Report how many lines below include "search", giving the figure alone.

____________

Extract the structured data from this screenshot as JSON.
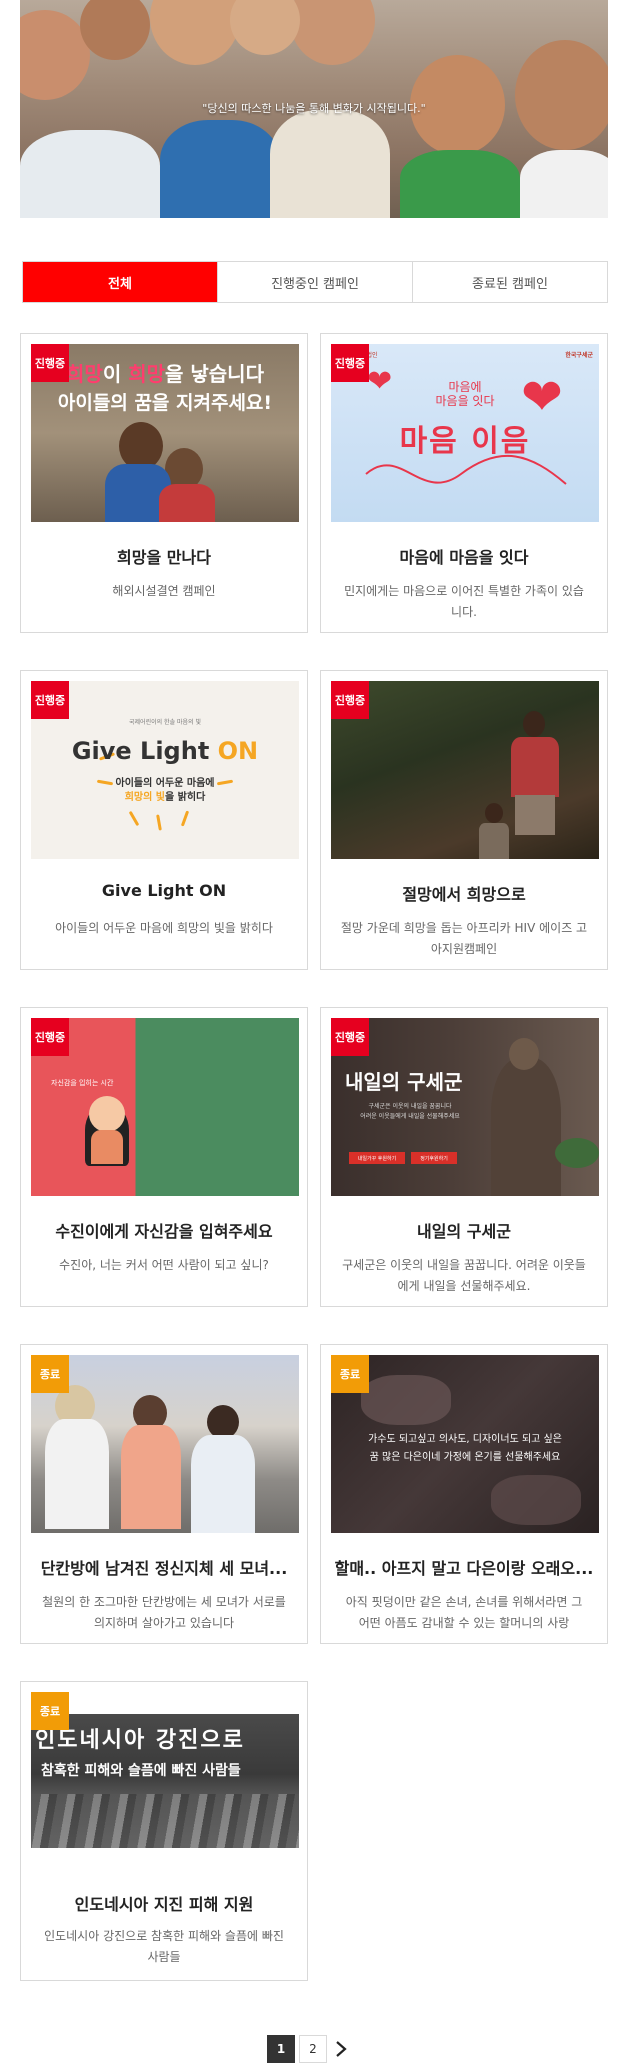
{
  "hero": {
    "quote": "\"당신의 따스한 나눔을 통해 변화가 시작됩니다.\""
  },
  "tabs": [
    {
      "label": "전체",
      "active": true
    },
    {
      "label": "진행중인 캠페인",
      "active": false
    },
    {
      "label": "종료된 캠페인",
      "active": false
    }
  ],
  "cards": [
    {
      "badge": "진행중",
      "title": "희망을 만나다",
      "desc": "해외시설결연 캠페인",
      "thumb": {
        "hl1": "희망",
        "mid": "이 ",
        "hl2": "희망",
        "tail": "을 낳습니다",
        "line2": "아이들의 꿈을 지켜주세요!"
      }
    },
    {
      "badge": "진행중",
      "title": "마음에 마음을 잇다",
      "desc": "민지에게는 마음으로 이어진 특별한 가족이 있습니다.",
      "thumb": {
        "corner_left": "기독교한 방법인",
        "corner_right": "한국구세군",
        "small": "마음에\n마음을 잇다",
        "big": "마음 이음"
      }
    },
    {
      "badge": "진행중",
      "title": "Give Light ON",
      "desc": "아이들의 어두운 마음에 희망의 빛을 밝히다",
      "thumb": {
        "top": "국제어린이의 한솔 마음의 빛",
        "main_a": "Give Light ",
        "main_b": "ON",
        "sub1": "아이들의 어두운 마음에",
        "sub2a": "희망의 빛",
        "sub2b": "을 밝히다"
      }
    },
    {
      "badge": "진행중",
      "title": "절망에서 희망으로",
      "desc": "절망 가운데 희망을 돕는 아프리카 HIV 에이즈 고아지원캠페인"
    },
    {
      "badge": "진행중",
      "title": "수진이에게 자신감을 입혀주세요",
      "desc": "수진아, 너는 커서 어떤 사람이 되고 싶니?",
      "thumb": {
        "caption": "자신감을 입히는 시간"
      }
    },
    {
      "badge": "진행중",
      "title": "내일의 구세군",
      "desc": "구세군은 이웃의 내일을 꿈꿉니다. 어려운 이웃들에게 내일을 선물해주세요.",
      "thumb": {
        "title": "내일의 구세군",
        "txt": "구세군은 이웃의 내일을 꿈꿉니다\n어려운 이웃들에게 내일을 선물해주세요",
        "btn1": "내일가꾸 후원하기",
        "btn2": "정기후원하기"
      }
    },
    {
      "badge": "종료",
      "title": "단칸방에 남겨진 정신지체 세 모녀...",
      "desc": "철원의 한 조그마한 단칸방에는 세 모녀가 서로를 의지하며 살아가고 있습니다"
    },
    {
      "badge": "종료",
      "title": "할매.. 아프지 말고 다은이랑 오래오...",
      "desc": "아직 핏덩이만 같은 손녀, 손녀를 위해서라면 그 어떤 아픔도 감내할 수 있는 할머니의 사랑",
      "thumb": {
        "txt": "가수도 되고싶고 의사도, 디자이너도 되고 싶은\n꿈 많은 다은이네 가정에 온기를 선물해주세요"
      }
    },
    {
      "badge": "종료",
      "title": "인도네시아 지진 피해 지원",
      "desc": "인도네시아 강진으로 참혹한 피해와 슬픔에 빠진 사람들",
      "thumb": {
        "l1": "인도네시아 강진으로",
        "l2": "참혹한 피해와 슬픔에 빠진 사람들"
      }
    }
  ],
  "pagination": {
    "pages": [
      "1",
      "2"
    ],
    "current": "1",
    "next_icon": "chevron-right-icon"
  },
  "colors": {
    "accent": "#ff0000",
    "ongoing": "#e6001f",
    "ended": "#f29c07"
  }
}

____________

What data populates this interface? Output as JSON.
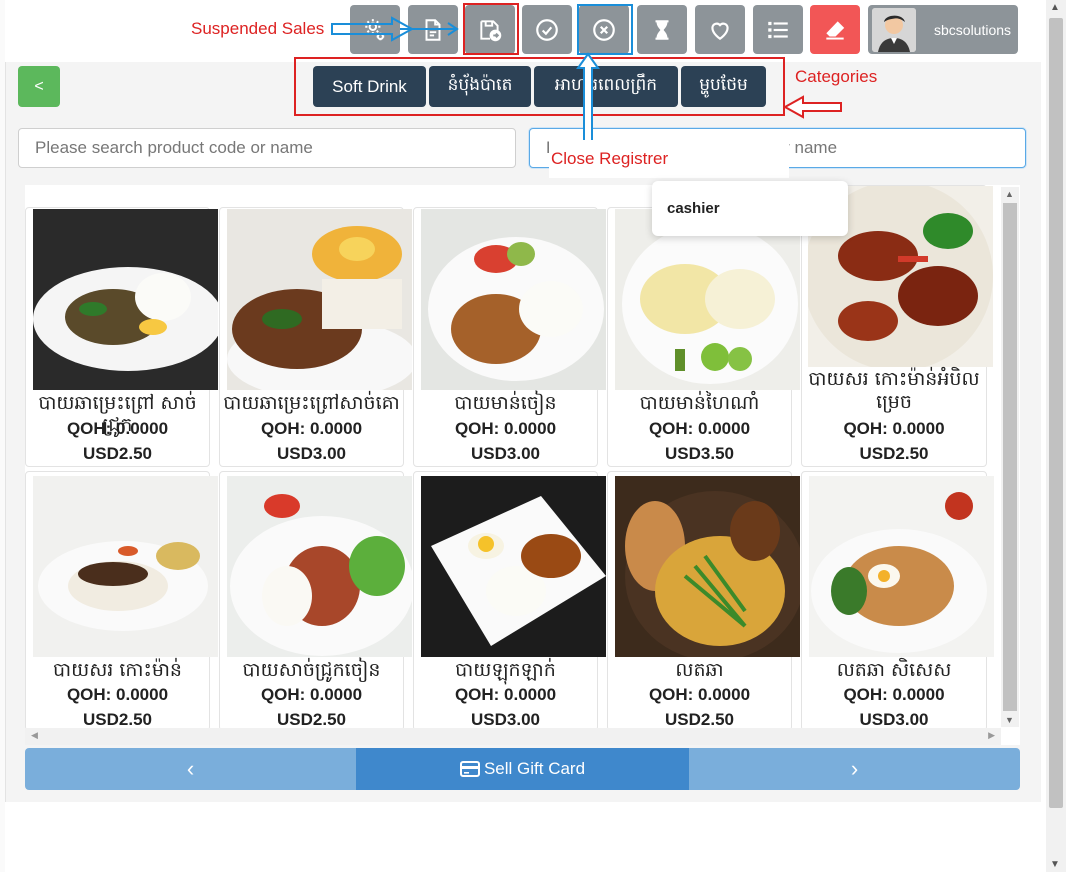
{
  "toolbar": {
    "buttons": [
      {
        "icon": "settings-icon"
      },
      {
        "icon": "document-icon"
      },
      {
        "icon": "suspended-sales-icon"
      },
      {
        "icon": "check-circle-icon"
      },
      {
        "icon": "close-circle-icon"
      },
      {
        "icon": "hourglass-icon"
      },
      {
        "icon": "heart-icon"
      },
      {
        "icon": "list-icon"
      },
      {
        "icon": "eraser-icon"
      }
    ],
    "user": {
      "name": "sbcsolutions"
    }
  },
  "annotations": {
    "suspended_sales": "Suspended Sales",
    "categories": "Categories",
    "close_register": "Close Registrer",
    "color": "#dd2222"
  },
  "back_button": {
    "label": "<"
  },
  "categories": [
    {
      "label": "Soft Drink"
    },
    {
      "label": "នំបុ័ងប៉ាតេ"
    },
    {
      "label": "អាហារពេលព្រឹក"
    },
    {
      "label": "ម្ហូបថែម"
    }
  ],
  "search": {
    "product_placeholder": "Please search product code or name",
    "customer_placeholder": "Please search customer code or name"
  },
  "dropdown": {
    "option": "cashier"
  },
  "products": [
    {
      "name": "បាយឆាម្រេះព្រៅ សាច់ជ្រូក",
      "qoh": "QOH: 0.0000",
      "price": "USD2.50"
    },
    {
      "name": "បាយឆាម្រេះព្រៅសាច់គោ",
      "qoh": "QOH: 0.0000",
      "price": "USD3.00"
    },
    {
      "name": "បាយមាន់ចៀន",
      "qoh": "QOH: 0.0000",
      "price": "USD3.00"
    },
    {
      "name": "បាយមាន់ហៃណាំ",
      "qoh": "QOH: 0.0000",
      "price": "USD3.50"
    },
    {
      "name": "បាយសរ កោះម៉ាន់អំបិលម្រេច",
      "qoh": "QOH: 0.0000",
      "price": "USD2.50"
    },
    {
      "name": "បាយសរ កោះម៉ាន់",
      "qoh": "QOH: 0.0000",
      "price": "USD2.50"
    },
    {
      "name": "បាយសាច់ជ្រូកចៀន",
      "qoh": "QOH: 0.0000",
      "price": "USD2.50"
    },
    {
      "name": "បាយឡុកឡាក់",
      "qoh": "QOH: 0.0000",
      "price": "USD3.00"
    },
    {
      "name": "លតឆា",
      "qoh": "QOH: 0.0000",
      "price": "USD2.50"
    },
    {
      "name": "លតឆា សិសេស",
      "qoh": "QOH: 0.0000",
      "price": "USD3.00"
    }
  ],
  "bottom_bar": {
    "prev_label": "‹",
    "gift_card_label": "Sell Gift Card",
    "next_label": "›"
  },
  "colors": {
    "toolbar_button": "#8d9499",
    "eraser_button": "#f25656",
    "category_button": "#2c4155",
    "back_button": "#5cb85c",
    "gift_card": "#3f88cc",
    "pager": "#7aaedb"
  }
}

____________

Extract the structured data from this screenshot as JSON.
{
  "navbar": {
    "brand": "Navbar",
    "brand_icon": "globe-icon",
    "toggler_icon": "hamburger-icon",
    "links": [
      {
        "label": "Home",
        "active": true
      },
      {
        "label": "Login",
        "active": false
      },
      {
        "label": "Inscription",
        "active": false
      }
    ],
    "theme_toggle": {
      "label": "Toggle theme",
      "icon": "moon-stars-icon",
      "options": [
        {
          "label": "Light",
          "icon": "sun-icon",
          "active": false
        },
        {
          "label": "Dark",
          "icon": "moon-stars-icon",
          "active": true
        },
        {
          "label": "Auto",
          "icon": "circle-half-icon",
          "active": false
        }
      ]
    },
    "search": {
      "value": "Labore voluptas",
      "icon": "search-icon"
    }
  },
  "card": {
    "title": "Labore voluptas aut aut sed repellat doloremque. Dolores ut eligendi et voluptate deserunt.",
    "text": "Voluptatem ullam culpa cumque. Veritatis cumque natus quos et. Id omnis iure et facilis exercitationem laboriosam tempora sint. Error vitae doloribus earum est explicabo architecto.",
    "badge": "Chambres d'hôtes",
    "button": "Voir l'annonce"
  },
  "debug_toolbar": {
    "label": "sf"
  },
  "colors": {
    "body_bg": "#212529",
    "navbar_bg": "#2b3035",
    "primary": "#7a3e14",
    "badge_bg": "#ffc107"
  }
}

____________

SOLUTION FOR THIS PROBLEM
5